▶ _Extracted material_:

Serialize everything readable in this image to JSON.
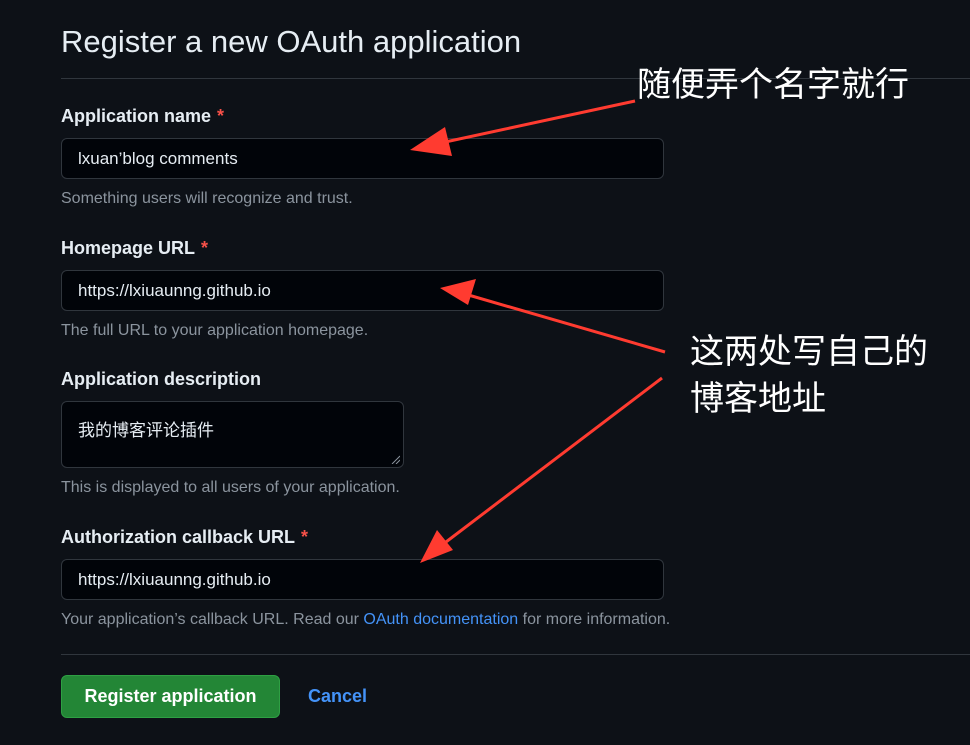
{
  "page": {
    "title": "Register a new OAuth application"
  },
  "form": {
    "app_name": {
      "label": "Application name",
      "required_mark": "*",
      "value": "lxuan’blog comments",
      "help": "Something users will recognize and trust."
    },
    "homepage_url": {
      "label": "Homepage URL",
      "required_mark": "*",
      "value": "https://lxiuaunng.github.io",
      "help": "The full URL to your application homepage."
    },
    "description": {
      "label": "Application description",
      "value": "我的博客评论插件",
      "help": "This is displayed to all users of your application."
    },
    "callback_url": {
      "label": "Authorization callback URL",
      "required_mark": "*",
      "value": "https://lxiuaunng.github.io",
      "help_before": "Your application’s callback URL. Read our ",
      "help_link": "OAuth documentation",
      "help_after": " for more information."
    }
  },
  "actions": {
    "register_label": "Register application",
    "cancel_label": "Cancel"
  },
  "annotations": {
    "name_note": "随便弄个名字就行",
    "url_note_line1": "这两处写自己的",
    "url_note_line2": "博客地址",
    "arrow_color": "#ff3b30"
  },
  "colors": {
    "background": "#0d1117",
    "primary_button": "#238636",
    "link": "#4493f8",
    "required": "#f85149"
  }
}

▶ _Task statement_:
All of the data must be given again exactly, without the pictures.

▶ _Task solution_:
Serialize everything readable in this image to JSON.
{
  "page": {
    "title": "Register a new OAuth application"
  },
  "form": {
    "app_name": {
      "label": "Application name",
      "required_mark": "*",
      "value": "lxuan’blog comments",
      "help": "Something users will recognize and trust."
    },
    "homepage_url": {
      "label": "Homepage URL",
      "required_mark": "*",
      "value": "https://lxiuaunng.github.io",
      "help": "The full URL to your application homepage."
    },
    "description": {
      "label": "Application description",
      "value": "我的博客评论插件",
      "help": "This is displayed to all users of your application."
    },
    "callback_url": {
      "label": "Authorization callback URL",
      "required_mark": "*",
      "value": "https://lxiuaunng.github.io",
      "help_before": "Your application’s callback URL. Read our ",
      "help_link": "OAuth documentation",
      "help_after": " for more information."
    }
  },
  "actions": {
    "register_label": "Register application",
    "cancel_label": "Cancel"
  },
  "annotations": {
    "name_note": "随便弄个名字就行",
    "url_note_line1": "这两处写自己的",
    "url_note_line2": "博客地址",
    "arrow_color": "#ff3b30"
  },
  "colors": {
    "background": "#0d1117",
    "primary_button": "#238636",
    "link": "#4493f8",
    "required": "#f85149"
  }
}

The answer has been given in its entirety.